Our set-piece analysis this week looks at the idea of traffic and which direction it goes in when attacking or defending corners. Traffic, in set-piece terminology, basically refers to players in the box, and so the more congested one area is, the greater the ‘traffic’. Traffic can, of course, move, and so which direction it moves in can play a big part. This set-piece analysis looks at moving in the opposite direction of traffic with a view to blocking, with examples from the NFL and the Premier League.
We can see an example of a play below from the NFL, with the play drawn onto the image here. The target player makes a run from the far side to come across to the near side (jet), and his marker follows him. The offensive team has two players ready to run on this side. Both of these players look to make inside runs towards the centre where their markers will follow, while the target player (highlighted in yellow) looks to run in the opposite direction by moving from centre to wide.
As a result, with the players moving in opposite directions, one of the runners is able to block the target player’s man, and because the attacker has the advantage of depth, they can just run around the block and into space.
The target player (Jarvis Landry) is therefore able to create a massive amount of separation from his marker, and the defence cannot adjust in a split second to deal with the space Landry takes up. Landry is then able to catch the ball and run for just over 15 yards. This is all created by running in the opposite direction to traffic.
This idea of moving against traffic is one that we see at times in football, and it is extremely useful to create separation and blocks from deeper areas. We can see an example this season of Virgil van Dijk’s goal vs Leeds, where Sadio Mané moves in the opposite direction to Van Dijk to help create traffic along with those deeper players.
As a result, Mané is able to create a block on Van Dijk’s marker and so Van Dijk creates separation to score. We notice in this whole set-piece that Van Dijk starts as the deepest player in the initial cluster, and Jarvis Landry does the exact same thing at the start of the play, as this helps them to create maximum separation from their markers.

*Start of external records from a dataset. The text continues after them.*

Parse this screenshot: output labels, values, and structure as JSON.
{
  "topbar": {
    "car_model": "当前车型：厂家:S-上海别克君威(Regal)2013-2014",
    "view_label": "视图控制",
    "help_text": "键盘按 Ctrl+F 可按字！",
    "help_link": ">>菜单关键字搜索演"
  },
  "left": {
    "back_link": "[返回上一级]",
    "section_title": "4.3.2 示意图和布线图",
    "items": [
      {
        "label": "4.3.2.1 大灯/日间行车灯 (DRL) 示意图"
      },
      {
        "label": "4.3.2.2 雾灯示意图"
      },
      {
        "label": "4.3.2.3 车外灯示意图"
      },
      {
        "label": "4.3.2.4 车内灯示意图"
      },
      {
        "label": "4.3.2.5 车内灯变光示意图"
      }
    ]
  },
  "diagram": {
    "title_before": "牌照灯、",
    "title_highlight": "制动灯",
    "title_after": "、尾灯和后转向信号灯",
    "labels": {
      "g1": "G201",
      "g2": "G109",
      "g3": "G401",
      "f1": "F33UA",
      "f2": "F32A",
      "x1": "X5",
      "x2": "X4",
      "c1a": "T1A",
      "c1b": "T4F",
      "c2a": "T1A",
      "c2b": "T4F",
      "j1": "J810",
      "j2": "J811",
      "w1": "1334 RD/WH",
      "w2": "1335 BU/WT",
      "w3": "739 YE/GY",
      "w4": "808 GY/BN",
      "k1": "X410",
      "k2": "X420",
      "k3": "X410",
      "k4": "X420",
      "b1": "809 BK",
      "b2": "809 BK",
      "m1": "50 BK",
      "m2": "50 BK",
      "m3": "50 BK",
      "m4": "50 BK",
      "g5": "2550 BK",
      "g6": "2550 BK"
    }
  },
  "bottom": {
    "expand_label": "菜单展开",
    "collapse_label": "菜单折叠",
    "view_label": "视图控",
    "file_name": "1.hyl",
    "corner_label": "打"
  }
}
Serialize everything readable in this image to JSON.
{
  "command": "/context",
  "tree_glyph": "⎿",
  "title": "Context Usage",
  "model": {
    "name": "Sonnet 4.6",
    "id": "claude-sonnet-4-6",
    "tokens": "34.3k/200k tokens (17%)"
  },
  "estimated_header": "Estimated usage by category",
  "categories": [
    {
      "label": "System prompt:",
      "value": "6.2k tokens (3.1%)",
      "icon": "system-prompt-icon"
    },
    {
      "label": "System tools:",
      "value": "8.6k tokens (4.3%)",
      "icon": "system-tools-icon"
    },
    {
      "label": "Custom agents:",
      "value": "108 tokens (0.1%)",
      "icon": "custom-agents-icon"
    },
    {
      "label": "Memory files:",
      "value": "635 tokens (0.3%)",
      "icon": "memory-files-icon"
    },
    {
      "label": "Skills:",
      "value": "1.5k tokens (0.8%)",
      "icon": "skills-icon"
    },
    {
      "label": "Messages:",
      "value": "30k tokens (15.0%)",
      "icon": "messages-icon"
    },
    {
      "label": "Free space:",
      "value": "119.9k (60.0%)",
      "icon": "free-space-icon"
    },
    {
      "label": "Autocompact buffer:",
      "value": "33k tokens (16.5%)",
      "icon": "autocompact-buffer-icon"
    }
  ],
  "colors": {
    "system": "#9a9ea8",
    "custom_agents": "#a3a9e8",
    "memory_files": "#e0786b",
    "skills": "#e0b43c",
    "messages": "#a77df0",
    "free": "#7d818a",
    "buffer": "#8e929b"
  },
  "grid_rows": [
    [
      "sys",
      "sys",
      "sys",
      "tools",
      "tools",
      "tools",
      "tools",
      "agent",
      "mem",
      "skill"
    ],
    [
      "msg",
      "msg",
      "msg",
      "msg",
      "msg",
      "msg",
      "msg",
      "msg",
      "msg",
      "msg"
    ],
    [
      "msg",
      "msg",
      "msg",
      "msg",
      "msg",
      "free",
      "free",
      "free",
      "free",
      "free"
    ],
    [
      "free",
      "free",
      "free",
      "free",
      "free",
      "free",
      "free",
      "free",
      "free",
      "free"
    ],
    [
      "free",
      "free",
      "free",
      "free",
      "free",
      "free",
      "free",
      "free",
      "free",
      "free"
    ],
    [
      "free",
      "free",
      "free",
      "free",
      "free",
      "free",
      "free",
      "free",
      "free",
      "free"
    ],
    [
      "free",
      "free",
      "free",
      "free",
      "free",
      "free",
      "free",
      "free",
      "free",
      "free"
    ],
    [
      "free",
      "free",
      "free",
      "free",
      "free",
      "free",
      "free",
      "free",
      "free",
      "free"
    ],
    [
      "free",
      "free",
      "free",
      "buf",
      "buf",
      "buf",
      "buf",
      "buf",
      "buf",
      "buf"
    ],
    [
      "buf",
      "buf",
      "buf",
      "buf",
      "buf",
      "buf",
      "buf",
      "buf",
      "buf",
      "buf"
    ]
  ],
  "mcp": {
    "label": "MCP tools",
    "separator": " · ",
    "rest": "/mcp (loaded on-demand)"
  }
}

This concept as a whole has many different variations and ideas which can be used, some of which I have already written about, but this gives a basic idea behind why players like to move against traffic at times and why it is successful.